Biological characteristics of PLRV and PVY compared

photos and text combined in a graphic illustrating the biological characteristics of PLRV and PVY compared

Soybean Aphid Update:

Soybean aphid has been abundant across much of Minnesota this summer. Populations as high as 2,000 aphids per plant have not been uncommon. Many acres of soybean have been sprayed with insecticides to control soybean aphid, and some acreage has required treatment a second time. University of Minnesota entomologists recommend that insecticides for soybean aphid control be applied at a threshold of 250 aphids per plant and still increasing. Soybean aphids are easily killed with most insecticides labeled for use on the crop. Pyrethroids, e.g., Warrior and Baythroid, tend to give more persistent control of soybean aphid than do organophosphates. We rarely catch soybean aphid in the Aphid Alert traps, but soybean aphid may represent a threat to seed potato production. Our research has shown soybean aphid to be an efficient vector of PVY. To learn more about soybean aphid in Minnesota visit: SW Minnesota IPM Stuff 2003, vol 9.

Subscriber Alert

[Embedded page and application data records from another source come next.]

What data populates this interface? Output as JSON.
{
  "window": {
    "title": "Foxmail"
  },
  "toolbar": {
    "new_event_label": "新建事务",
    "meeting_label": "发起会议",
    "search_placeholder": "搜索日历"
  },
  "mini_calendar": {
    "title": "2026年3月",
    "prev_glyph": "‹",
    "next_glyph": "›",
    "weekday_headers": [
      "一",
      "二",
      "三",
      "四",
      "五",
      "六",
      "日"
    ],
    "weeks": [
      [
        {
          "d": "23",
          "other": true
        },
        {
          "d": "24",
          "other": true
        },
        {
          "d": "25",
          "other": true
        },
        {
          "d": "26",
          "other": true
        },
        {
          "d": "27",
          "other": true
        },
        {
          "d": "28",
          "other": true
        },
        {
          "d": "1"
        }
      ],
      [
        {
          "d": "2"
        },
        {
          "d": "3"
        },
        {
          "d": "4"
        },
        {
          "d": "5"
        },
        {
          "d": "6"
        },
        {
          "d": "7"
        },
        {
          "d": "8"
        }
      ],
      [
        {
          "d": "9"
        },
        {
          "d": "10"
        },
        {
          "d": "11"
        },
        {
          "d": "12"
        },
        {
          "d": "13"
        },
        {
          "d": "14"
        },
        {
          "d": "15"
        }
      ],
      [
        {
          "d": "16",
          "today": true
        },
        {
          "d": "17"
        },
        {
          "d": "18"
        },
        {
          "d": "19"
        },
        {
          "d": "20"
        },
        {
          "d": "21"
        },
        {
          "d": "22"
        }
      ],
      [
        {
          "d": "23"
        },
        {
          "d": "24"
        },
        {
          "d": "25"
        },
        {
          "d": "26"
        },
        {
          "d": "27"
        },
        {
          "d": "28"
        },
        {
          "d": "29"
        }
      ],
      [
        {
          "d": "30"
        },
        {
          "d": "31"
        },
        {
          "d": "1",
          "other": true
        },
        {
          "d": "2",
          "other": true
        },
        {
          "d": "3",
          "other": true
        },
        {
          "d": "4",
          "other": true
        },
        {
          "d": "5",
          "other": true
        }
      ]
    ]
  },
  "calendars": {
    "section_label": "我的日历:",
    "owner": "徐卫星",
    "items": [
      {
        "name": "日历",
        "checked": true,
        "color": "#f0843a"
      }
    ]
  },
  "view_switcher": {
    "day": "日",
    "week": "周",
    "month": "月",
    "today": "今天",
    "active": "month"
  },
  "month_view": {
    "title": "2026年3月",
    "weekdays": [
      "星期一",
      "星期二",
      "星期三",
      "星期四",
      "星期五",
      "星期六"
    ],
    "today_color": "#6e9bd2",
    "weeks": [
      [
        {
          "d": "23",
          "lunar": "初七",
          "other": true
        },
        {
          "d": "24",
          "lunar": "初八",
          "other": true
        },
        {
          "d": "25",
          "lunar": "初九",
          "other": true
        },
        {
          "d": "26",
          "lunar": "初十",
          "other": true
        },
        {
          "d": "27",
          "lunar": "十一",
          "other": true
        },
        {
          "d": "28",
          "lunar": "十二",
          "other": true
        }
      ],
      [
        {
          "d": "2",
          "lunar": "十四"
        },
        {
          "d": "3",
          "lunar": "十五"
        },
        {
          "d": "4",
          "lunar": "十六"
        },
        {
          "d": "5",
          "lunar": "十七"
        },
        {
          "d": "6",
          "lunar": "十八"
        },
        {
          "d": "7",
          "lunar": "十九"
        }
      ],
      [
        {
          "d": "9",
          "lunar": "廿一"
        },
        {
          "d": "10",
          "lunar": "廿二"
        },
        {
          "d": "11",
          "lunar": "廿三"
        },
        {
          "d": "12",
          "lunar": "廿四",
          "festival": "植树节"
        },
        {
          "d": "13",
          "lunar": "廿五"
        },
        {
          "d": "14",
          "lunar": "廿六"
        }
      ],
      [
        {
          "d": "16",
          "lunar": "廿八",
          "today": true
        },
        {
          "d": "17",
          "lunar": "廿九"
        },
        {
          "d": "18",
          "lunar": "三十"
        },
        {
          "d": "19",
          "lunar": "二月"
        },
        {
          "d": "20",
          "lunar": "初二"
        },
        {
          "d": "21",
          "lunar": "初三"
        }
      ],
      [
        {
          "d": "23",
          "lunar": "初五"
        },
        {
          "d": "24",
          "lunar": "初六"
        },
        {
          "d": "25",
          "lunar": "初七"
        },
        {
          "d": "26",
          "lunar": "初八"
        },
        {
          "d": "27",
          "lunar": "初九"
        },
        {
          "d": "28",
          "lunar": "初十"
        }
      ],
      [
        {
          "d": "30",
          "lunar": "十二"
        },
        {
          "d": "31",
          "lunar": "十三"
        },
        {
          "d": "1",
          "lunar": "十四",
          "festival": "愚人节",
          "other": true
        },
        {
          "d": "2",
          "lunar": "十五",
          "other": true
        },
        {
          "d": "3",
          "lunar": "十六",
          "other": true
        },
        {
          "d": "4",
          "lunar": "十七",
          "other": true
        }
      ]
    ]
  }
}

This is the eighth issue of Aphid Alert for the 2003 growing season. This newsletter is intended to alert seed potato producers in the Northern Great Plains to flight activity by aphid species known to be potential vectors of potato viruses. We report results weekly on the WWW, by e-mail to subscribers, and by surface mail to all Minnesota and North Dakota seed potato growers. The hard copy and e-mail versions of Aphid Alert report aphid capture data available as of the date they are mailed. The WWW version will be updated as additional data becomes available. To become an e-mail subscriber to Aphid Alert 2003, send us an e-mail message with the word "subscribe" in subject line. Note that current subscribers need not resubscribe. If you have no interest in receiving this newsletter by e-mail, please reply with the word "unsubscribe" in the subject line.